And so I pat her neck, and plink
Her strings with loving hands,
And listening close, I sometimes think
She kind of understands.
—James Whitcomb Riley*

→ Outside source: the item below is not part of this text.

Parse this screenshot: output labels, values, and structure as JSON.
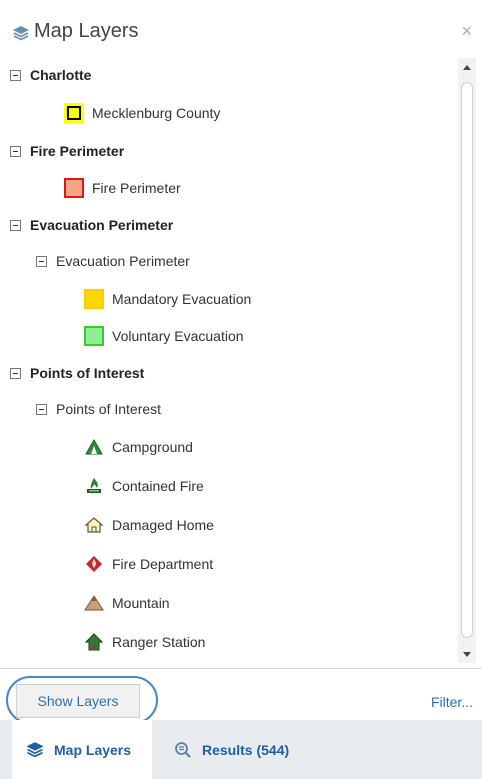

Hearing a fiddle tune for the first time, a novice listener hears rhythmic bow strokes that make it easy to find the beat. But a blustery flurry of notes may force the novitiate to strain to recognize the tune's melody. After initially marveling at hearing a virtuoso fiddler play, those who are unfamiliar with oldtime fiddling tend to lose interest. Without knowing how to listen for each tune's uniqueness, tyro listeners are apt to remark that all fiddle tunes sound the same and move to another stage at a folklife festival. Live fiddle tunes are usually played for dances, and the concentration that a musician needs to maintain the patterns for hoedowns is often at odds with the listener's ability to listen to intricate fiddling. With practice and familiarity an aficionado of old-time fiddling learns to recognize the unique qualities of individual tunes. Eventually the listener develops an ear for appreciating intricate variations on established melodies. With time, some listeners decide to learn to play the instrument. While Richard believes that anyone can learn to play, he regards the instrument as difficult to master. He also believes that it is too easy to become intimidated by the idea of learning to play, for listeners sometimes overly mystify how a fiddler works out a tune. Richard uses concrete techniques that demystify the process, and an analysis of Richard's playing introduces one to ways to listen to a fiddle tune.